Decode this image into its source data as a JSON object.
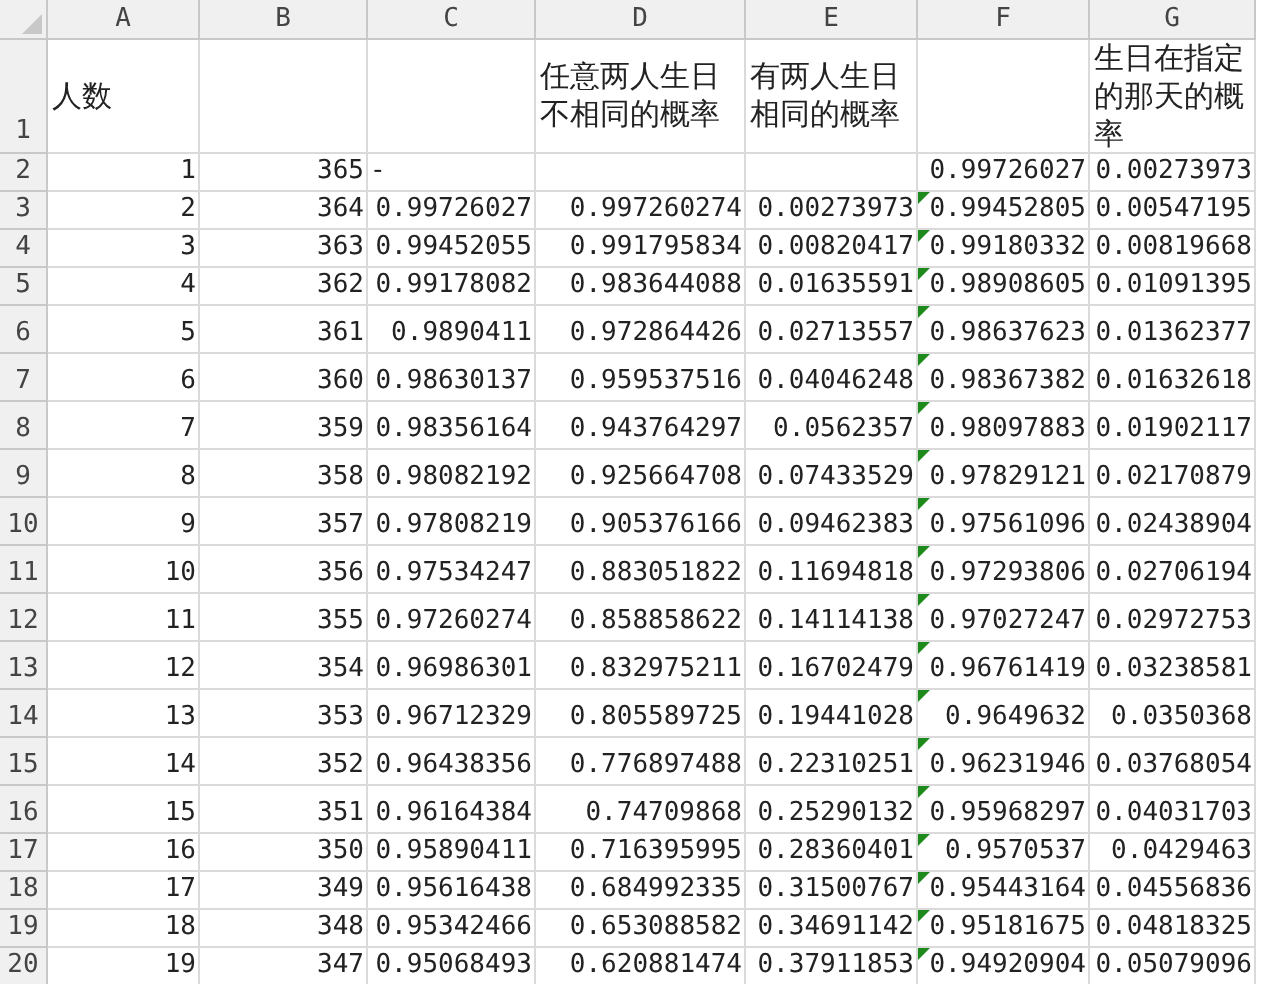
{
  "columns": [
    "A",
    "B",
    "C",
    "D",
    "E",
    "F",
    "G"
  ],
  "header_row": {
    "number": "1",
    "cells": [
      "人数",
      null,
      null,
      "任意两人生日不相同的概率",
      "有两人生日相同的概率",
      null,
      "生日在指定的那天的概率"
    ]
  },
  "rows": [
    {
      "number": "2",
      "f_marker": false,
      "cells": [
        "1",
        "365",
        {
          "kind": "text",
          "text": "-"
        },
        null,
        null,
        "0.99726027",
        "0.00273973"
      ]
    },
    {
      "number": "3",
      "f_marker": true,
      "cells": [
        "2",
        "364",
        "0.99726027",
        "0.997260274",
        "0.00273973",
        "0.99452805",
        "0.00547195"
      ]
    },
    {
      "number": "4",
      "f_marker": true,
      "cells": [
        "3",
        "363",
        "0.99452055",
        "0.991795834",
        "0.00820417",
        "0.99180332",
        "0.00819668"
      ]
    },
    {
      "number": "5",
      "f_marker": true,
      "cells": [
        "4",
        "362",
        "0.99178082",
        "0.983644088",
        "0.01635591",
        "0.98908605",
        "0.01091395"
      ]
    },
    {
      "number": "6",
      "f_marker": true,
      "cells": [
        "5",
        "361",
        "0.9890411",
        "0.972864426",
        "0.02713557",
        "0.98637623",
        "0.01362377"
      ]
    },
    {
      "number": "7",
      "f_marker": true,
      "cells": [
        "6",
        "360",
        "0.98630137",
        "0.959537516",
        "0.04046248",
        "0.98367382",
        "0.01632618"
      ]
    },
    {
      "number": "8",
      "f_marker": true,
      "cells": [
        "7",
        "359",
        "0.98356164",
        "0.943764297",
        "0.0562357",
        "0.98097883",
        "0.01902117"
      ]
    },
    {
      "number": "9",
      "f_marker": true,
      "cells": [
        "8",
        "358",
        "0.98082192",
        "0.925664708",
        "0.07433529",
        "0.97829121",
        "0.02170879"
      ]
    },
    {
      "number": "10",
      "f_marker": true,
      "cells": [
        "9",
        "357",
        "0.97808219",
        "0.905376166",
        "0.09462383",
        "0.97561096",
        "0.02438904"
      ]
    },
    {
      "number": "11",
      "f_marker": true,
      "cells": [
        "10",
        "356",
        "0.97534247",
        "0.883051822",
        "0.11694818",
        "0.97293806",
        "0.02706194"
      ]
    },
    {
      "number": "12",
      "f_marker": true,
      "cells": [
        "11",
        "355",
        "0.97260274",
        "0.858858622",
        "0.14114138",
        "0.97027247",
        "0.02972753"
      ]
    },
    {
      "number": "13",
      "f_marker": true,
      "cells": [
        "12",
        "354",
        "0.96986301",
        "0.832975211",
        "0.16702479",
        "0.96761419",
        "0.03238581"
      ]
    },
    {
      "number": "14",
      "f_marker": true,
      "cells": [
        "13",
        "353",
        "0.96712329",
        "0.805589725",
        "0.19441028",
        "0.9649632",
        "0.0350368"
      ]
    },
    {
      "number": "15",
      "f_marker": true,
      "cells": [
        "14",
        "352",
        "0.96438356",
        "0.776897488",
        "0.22310251",
        "0.96231946",
        "0.03768054"
      ]
    },
    {
      "number": "16",
      "f_marker": true,
      "cells": [
        "15",
        "351",
        "0.96164384",
        "0.74709868",
        "0.25290132",
        "0.95968297",
        "0.04031703"
      ]
    },
    {
      "number": "17",
      "f_marker": true,
      "cells": [
        "16",
        "350",
        "0.95890411",
        "0.716395995",
        "0.28360401",
        "0.9570537",
        "0.0429463"
      ]
    },
    {
      "number": "18",
      "f_marker": true,
      "cells": [
        "17",
        "349",
        "0.95616438",
        "0.684992335",
        "0.31500767",
        "0.95443164",
        "0.04556836"
      ]
    },
    {
      "number": "19",
      "f_marker": true,
      "cells": [
        "18",
        "348",
        "0.95342466",
        "0.653088582",
        "0.34691142",
        "0.95181675",
        "0.04818325"
      ]
    },
    {
      "number": "20",
      "f_marker": true,
      "cells": [
        "19",
        "347",
        "0.95068493",
        "0.620881474",
        "0.37911853",
        "0.94920904",
        "0.05079096"
      ]
    }
  ]
}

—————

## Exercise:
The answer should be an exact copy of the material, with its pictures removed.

## Solution:
Decode this image into its source data as a JSON object.
{
  "columns": [
    "A",
    "B",
    "C",
    "D",
    "E",
    "F",
    "G"
  ],
  "header_row": {
    "number": "1",
    "cells": [
      "人数",
      null,
      null,
      "任意两人生日不相同的概率",
      "有两人生日相同的概率",
      null,
      "生日在指定的那天的概率"
    ]
  },
  "rows": [
    {
      "number": "2",
      "f_marker": false,
      "cells": [
        "1",
        "365",
        {
          "kind": "text",
          "text": "-"
        },
        null,
        null,
        "0.99726027",
        "0.00273973"
      ]
    },
    {
      "number": "3",
      "f_marker": true,
      "cells": [
        "2",
        "364",
        "0.99726027",
        "0.997260274",
        "0.00273973",
        "0.99452805",
        "0.00547195"
      ]
    },
    {
      "number": "4",
      "f_marker": true,
      "cells": [
        "3",
        "363",
        "0.99452055",
        "0.991795834",
        "0.00820417",
        "0.99180332",
        "0.00819668"
      ]
    },
    {
      "number": "5",
      "f_marker": true,
      "cells": [
        "4",
        "362",
        "0.99178082",
        "0.983644088",
        "0.01635591",
        "0.98908605",
        "0.01091395"
      ]
    },
    {
      "number": "6",
      "f_marker": true,
      "cells": [
        "5",
        "361",
        "0.9890411",
        "0.972864426",
        "0.02713557",
        "0.98637623",
        "0.01362377"
      ]
    },
    {
      "number": "7",
      "f_marker": true,
      "cells": [
        "6",
        "360",
        "0.98630137",
        "0.959537516",
        "0.04046248",
        "0.98367382",
        "0.01632618"
      ]
    },
    {
      "number": "8",
      "f_marker": true,
      "cells": [
        "7",
        "359",
        "0.98356164",
        "0.943764297",
        "0.0562357",
        "0.98097883",
        "0.01902117"
      ]
    },
    {
      "number": "9",
      "f_marker": true,
      "cells": [
        "8",
        "358",
        "0.98082192",
        "0.925664708",
        "0.07433529",
        "0.97829121",
        "0.02170879"
      ]
    },
    {
      "number": "10",
      "f_marker": true,
      "cells": [
        "9",
        "357",
        "0.97808219",
        "0.905376166",
        "0.09462383",
        "0.97561096",
        "0.02438904"
      ]
    },
    {
      "number": "11",
      "f_marker": true,
      "cells": [
        "10",
        "356",
        "0.97534247",
        "0.883051822",
        "0.11694818",
        "0.97293806",
        "0.02706194"
      ]
    },
    {
      "number": "12",
      "f_marker": true,
      "cells": [
        "11",
        "355",
        "0.97260274",
        "0.858858622",
        "0.14114138",
        "0.97027247",
        "0.02972753"
      ]
    },
    {
      "number": "13",
      "f_marker": true,
      "cells": [
        "12",
        "354",
        "0.96986301",
        "0.832975211",
        "0.16702479",
        "0.96761419",
        "0.03238581"
      ]
    },
    {
      "number": "14",
      "f_marker": true,
      "cells": [
        "13",
        "353",
        "0.96712329",
        "0.805589725",
        "0.19441028",
        "0.9649632",
        "0.0350368"
      ]
    },
    {
      "number": "15",
      "f_marker": true,
      "cells": [
        "14",
        "352",
        "0.96438356",
        "0.776897488",
        "0.22310251",
        "0.96231946",
        "0.03768054"
      ]
    },
    {
      "number": "16",
      "f_marker": true,
      "cells": [
        "15",
        "351",
        "0.96164384",
        "0.74709868",
        "0.25290132",
        "0.95968297",
        "0.04031703"
      ]
    },
    {
      "number": "17",
      "f_marker": true,
      "cells": [
        "16",
        "350",
        "0.95890411",
        "0.716395995",
        "0.28360401",
        "0.9570537",
        "0.0429463"
      ]
    },
    {
      "number": "18",
      "f_marker": true,
      "cells": [
        "17",
        "349",
        "0.95616438",
        "0.684992335",
        "0.31500767",
        "0.95443164",
        "0.04556836"
      ]
    },
    {
      "number": "19",
      "f_marker": true,
      "cells": [
        "18",
        "348",
        "0.95342466",
        "0.653088582",
        "0.34691142",
        "0.95181675",
        "0.04818325"
      ]
    },
    {
      "number": "20",
      "f_marker": true,
      "cells": [
        "19",
        "347",
        "0.95068493",
        "0.620881474",
        "0.37911853",
        "0.94920904",
        "0.05079096"
      ]
    }
  ]
}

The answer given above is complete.